§ **SUPPLIED INFORMATION**:
..............................
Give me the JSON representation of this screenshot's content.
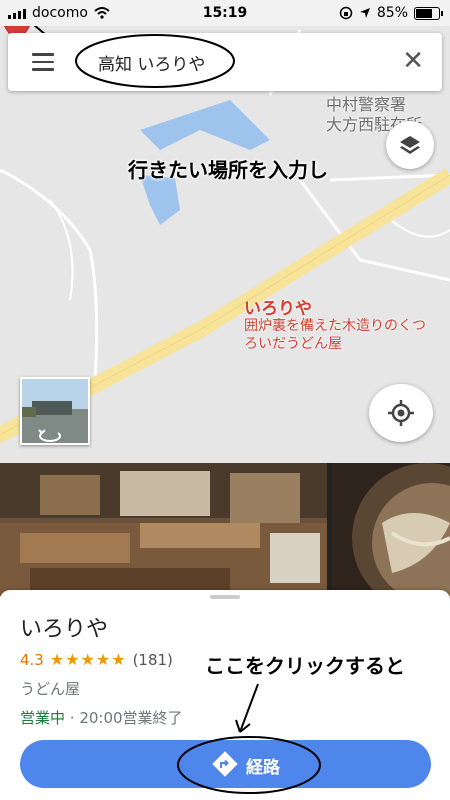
{
  "status_bar": {
    "carrier": "docomo",
    "time": "15:19",
    "battery": "85%",
    "battery_level": 0.85
  },
  "search": {
    "query": "高知 いろりや"
  },
  "map": {
    "label_police": "中村警察署\n大方西駐在所",
    "annotation": "行きたい場所を入力し",
    "place_title": "いろりや",
    "place_desc": "囲炉裏を備えた木造りのくつろいだうどん屋"
  },
  "place": {
    "name": "いろりや",
    "rating": "4.3",
    "stars": "★★★★★",
    "review_count": "(181)",
    "category": "うどん屋",
    "open_status": "営業中",
    "hours_detail": " · 20:00営業終了",
    "route_label": "経路",
    "annotation": "ここをクリックすると"
  },
  "colors": {
    "route_button": "#4f86ec",
    "place_red": "#d23f31",
    "open_green": "#188038",
    "rating_orange": "#e37400"
  }
}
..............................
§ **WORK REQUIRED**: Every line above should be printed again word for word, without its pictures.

§ **SOLUTION FOR THIS EXERCISE**:
Give me the JSON representation of this screenshot's content.
{
  "status_bar": {
    "carrier": "docomo",
    "time": "15:19",
    "battery": "85%",
    "battery_level": 0.85
  },
  "search": {
    "query": "高知 いろりや"
  },
  "map": {
    "label_police": "中村警察署\n大方西駐在所",
    "annotation": "行きたい場所を入力し",
    "place_title": "いろりや",
    "place_desc": "囲炉裏を備えた木造りのくつろいだうどん屋"
  },
  "place": {
    "name": "いろりや",
    "rating": "4.3",
    "stars": "★★★★★",
    "review_count": "(181)",
    "category": "うどん屋",
    "open_status": "営業中",
    "hours_detail": " · 20:00営業終了",
    "route_label": "経路",
    "annotation": "ここをクリックすると"
  },
  "colors": {
    "route_button": "#4f86ec",
    "place_red": "#d23f31",
    "open_green": "#188038",
    "rating_orange": "#e37400"
  }
}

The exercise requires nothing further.